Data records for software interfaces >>
------------------------

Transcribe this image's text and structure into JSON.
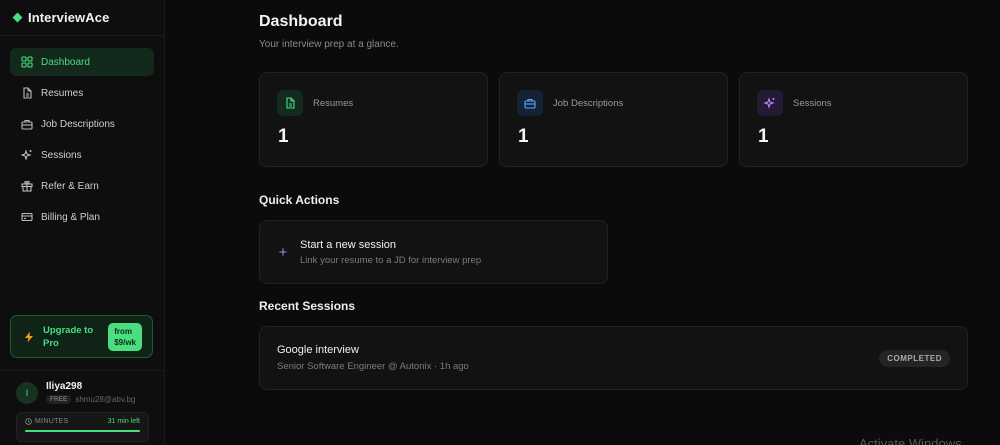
{
  "brand": {
    "name": "InterviewAce"
  },
  "sidebar": {
    "items": [
      {
        "label": "Dashboard",
        "icon": "grid-icon",
        "active": true
      },
      {
        "label": "Resumes",
        "icon": "file-icon"
      },
      {
        "label": "Job Descriptions",
        "icon": "briefcase-icon"
      },
      {
        "label": "Sessions",
        "icon": "sparkles-icon"
      },
      {
        "label": "Refer & Earn",
        "icon": "gift-icon"
      },
      {
        "label": "Billing & Plan",
        "icon": "credit-card-icon"
      }
    ],
    "upgrade": {
      "label": "Upgrade to Pro",
      "price_line1": "from",
      "price_line2": "$9/wk"
    }
  },
  "user": {
    "initial": "I",
    "name": "Iliya298",
    "plan": "FREE",
    "email": "shmu28@abv.bg",
    "minutes_label": "MINUTES",
    "minutes_left": "31 min left",
    "minutes_fraction": 1.0
  },
  "main": {
    "title": "Dashboard",
    "subtitle": "Your interview prep at a glance.",
    "stats": [
      {
        "label": "Resumes",
        "value": "1",
        "icon": "file-icon",
        "color": "#4ade80"
      },
      {
        "label": "Job Descriptions",
        "value": "1",
        "icon": "briefcase-icon",
        "color": "#60a5fa"
      },
      {
        "label": "Sessions",
        "value": "1",
        "icon": "sparkles-icon",
        "color": "#c084fc"
      }
    ],
    "quick_actions_title": "Quick Actions",
    "quick_action": {
      "title": "Start a new session",
      "subtitle": "Link your resume to a JD for interview prep"
    },
    "recent_sessions_title": "Recent Sessions",
    "session": {
      "title": "Google interview",
      "subtitle": "Senior Software Engineer @ Autonix · 1h ago",
      "status": "COMPLETED"
    }
  },
  "watermark": "Activate Windows",
  "colors": {
    "accent": "#4ade80",
    "background": "#0b0b0b"
  }
}
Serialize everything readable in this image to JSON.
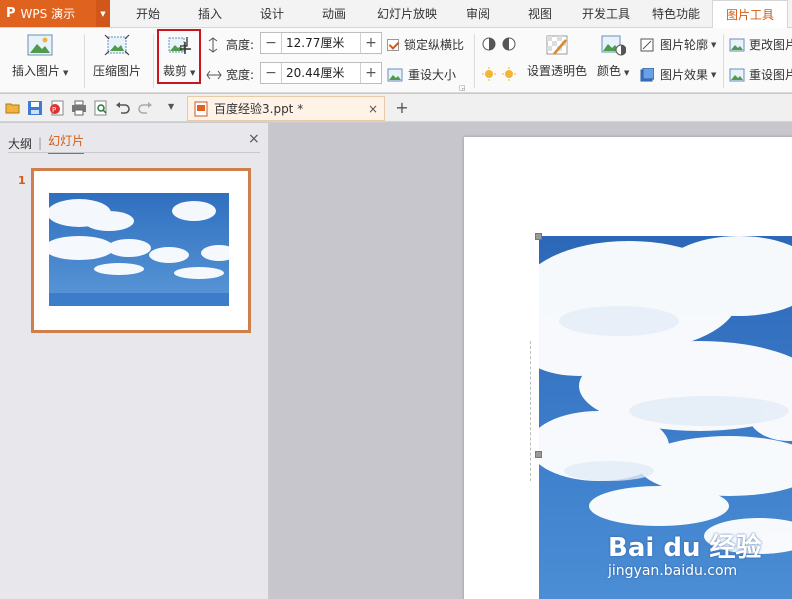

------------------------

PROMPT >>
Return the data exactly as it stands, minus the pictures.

ANSWER AREA >>
Transcribe this image's text and structure into JSON.
{
  "brand": {
    "name": "InterviewAce"
  },
  "sidebar": {
    "items": [
      {
        "label": "Dashboard",
        "icon": "grid-icon",
        "active": true
      },
      {
        "label": "Resumes",
        "icon": "file-icon"
      },
      {
        "label": "Job Descriptions",
        "icon": "briefcase-icon"
      },
      {
        "label": "Sessions",
        "icon": "sparkles-icon"
      },
      {
        "label": "Refer & Earn",
        "icon": "gift-icon"
      },
      {
        "label": "Billing & Plan",
        "icon": "credit-card-icon"
      }
    ],
    "upgrade": {
      "label": "Upgrade to Pro",
      "price_line1": "from",
      "price_line2": "$9/wk"
    }
  },
  "user": {
    "initial": "I",
    "name": "Iliya298",
    "plan": "FREE",
    "email": "shmu28@abv.bg",
    "minutes_label": "MINUTES",
    "minutes_left": "31 min left",
    "minutes_fraction": 1.0
  },
  "main": {
    "title": "Dashboard",
    "subtitle": "Your interview prep at a glance.",
    "stats": [
      {
        "label": "Resumes",
        "value": "1",
        "icon": "file-icon",
        "color": "#4ade80"
      },
      {
        "label": "Job Descriptions",
        "value": "1",
        "icon": "briefcase-icon",
        "color": "#60a5fa"
      },
      {
        "label": "Sessions",
        "value": "1",
        "icon": "sparkles-icon",
        "color": "#c084fc"
      }
    ],
    "quick_actions_title": "Quick Actions",
    "quick_action": {
      "title": "Start a new session",
      "subtitle": "Link your resume to a JD for interview prep"
    },
    "recent_sessions_title": "Recent Sessions",
    "session": {
      "title": "Google interview",
      "subtitle": "Senior Software Engineer @ Autonix · 1h ago",
      "status": "COMPLETED"
    }
  },
  "watermark": "Activate Windows",
  "colors": {
    "accent": "#4ade80",
    "background": "#0b0b0b"
  }
}
Serialize everything readable in this image to JSON.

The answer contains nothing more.